• [About this exercise] Among the records, how many lines carry the string "amount"? Give that number with nothing added.

Web page and app entries
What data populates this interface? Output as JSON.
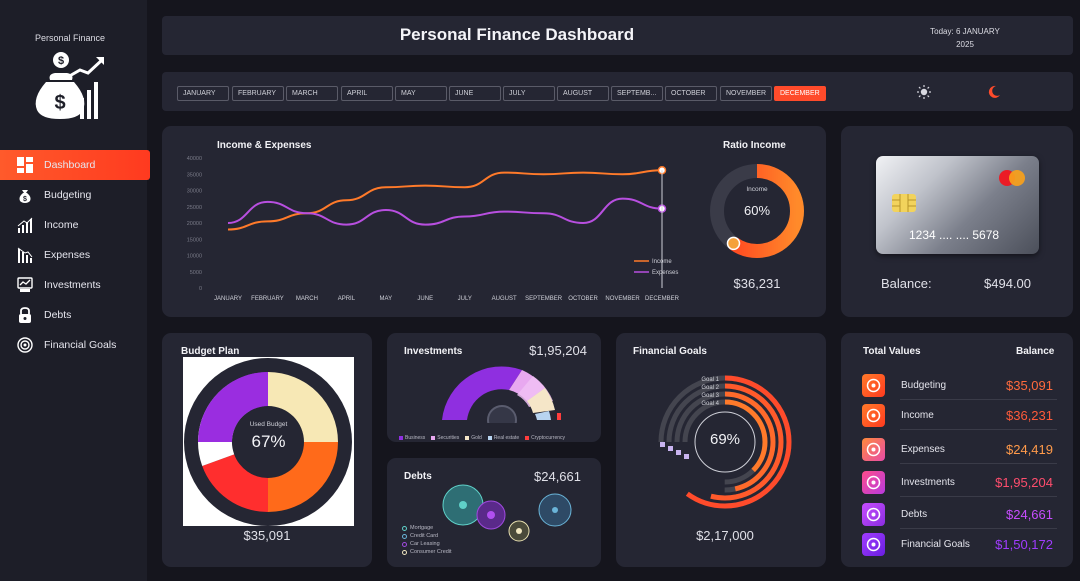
{
  "app": {
    "brand": "Personal Finance",
    "title": "Personal Finance Dashboard",
    "date_line1": "Today: 6 JANUARY",
    "date_line2": "2025"
  },
  "sidebar": {
    "items": [
      {
        "label": "Dashboard",
        "icon": "dashboard-icon",
        "active": true
      },
      {
        "label": "Budgeting",
        "icon": "money-bag-icon"
      },
      {
        "label": "Income",
        "icon": "bar-growth-icon"
      },
      {
        "label": "Expenses",
        "icon": "bar-decline-icon"
      },
      {
        "label": "Investments",
        "icon": "investment-icon"
      },
      {
        "label": "Debts",
        "icon": "lock-icon"
      },
      {
        "label": "Financial Goals",
        "icon": "target-icon"
      }
    ]
  },
  "months": [
    "JANUARY",
    "FEBRUARY",
    "MARCH",
    "APRIL",
    "MAY",
    "JUNE",
    "JULY",
    "AUGUST",
    "SEPTEMB...",
    "OCTOBER",
    "NOVEMBER",
    "DECEMBER"
  ],
  "selected_month": "DECEMBER",
  "mode_icons": [
    "sun-icon",
    "moon-icon"
  ],
  "income_expenses": {
    "title": "Income & Expenses",
    "legend_income": "Income",
    "legend_expenses": "Expenses"
  },
  "ratio_income": {
    "title": "Ratio Income",
    "center_label": "Income",
    "center_value": "60%",
    "amount": "$36,231"
  },
  "card": {
    "number": "1234 .... .... 5678",
    "balance_label": "Balance:",
    "balance_value": "$494.00"
  },
  "budget_plan": {
    "title": "Budget Plan",
    "center_label": "Used Budget",
    "center_value": "67%",
    "amount": "$35,091"
  },
  "investments": {
    "title": "Investments",
    "amount": "$1,95,204",
    "legend": [
      "Business",
      "Securities",
      "Gold",
      "Real estate",
      "Cryptocurrency"
    ]
  },
  "debts": {
    "title": "Debts",
    "amount": "$24,661",
    "legend": [
      "Mortgage",
      "Credit Card",
      "Car Leasing",
      "Consumer Credit"
    ]
  },
  "financial_goals": {
    "title": "Financial Goals",
    "center_value": "69%",
    "amount": "$2,17,000",
    "labels": [
      "Goal 1",
      "Goal 2",
      "Goal 3",
      "Goal 4"
    ]
  },
  "total_values": {
    "title": "Total Values",
    "balance_header": "Balance",
    "rows": [
      {
        "label": "Budgeting",
        "value": "$35,091",
        "color": "#ff6a3d"
      },
      {
        "label": "Income",
        "value": "$36,231",
        "color": "#ff5b3a"
      },
      {
        "label": "Expenses",
        "value": "$24,419",
        "color": "#ff9a4a"
      },
      {
        "label": "Investments",
        "value": "$1,95,204",
        "color": "#ff4d6d"
      },
      {
        "label": "Debts",
        "value": "$24,661",
        "color": "#c74dff"
      },
      {
        "label": "Financial Goals",
        "value": "$1,50,172",
        "color": "#a03cff"
      }
    ]
  },
  "colors": {
    "accent": "#ff4b2b",
    "income_line": "#ff7a2a",
    "expenses_line": "#b84fe0"
  },
  "chart_data": [
    {
      "type": "line",
      "title": "Income & Expenses",
      "categories": [
        "JANUARY",
        "FEBRUARY",
        "MARCH",
        "APRIL",
        "MAY",
        "JUNE",
        "JULY",
        "AUGUST",
        "SEPTEMBER",
        "OCTOBER",
        "NOVEMBER",
        "DECEMBER"
      ],
      "yticks": [
        0,
        5000,
        10000,
        15000,
        20000,
        25000,
        30000,
        35000,
        40000
      ],
      "ylim": [
        0,
        40000
      ],
      "series": [
        {
          "name": "Income",
          "values": [
            18000,
            20500,
            23000,
            27000,
            31000,
            31500,
            31000,
            35500,
            35000,
            35500,
            35000,
            36231
          ]
        },
        {
          "name": "Expenses",
          "values": [
            20000,
            26500,
            23000,
            19500,
            24000,
            19500,
            22000,
            23500,
            23000,
            20000,
            27500,
            24419
          ]
        }
      ]
    },
    {
      "type": "pie",
      "title": "Ratio Income",
      "values": [
        60,
        40
      ]
    },
    {
      "type": "pie",
      "title": "Budget Plan",
      "values": [
        67,
        33
      ]
    }
  ]
}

• [Task response] 5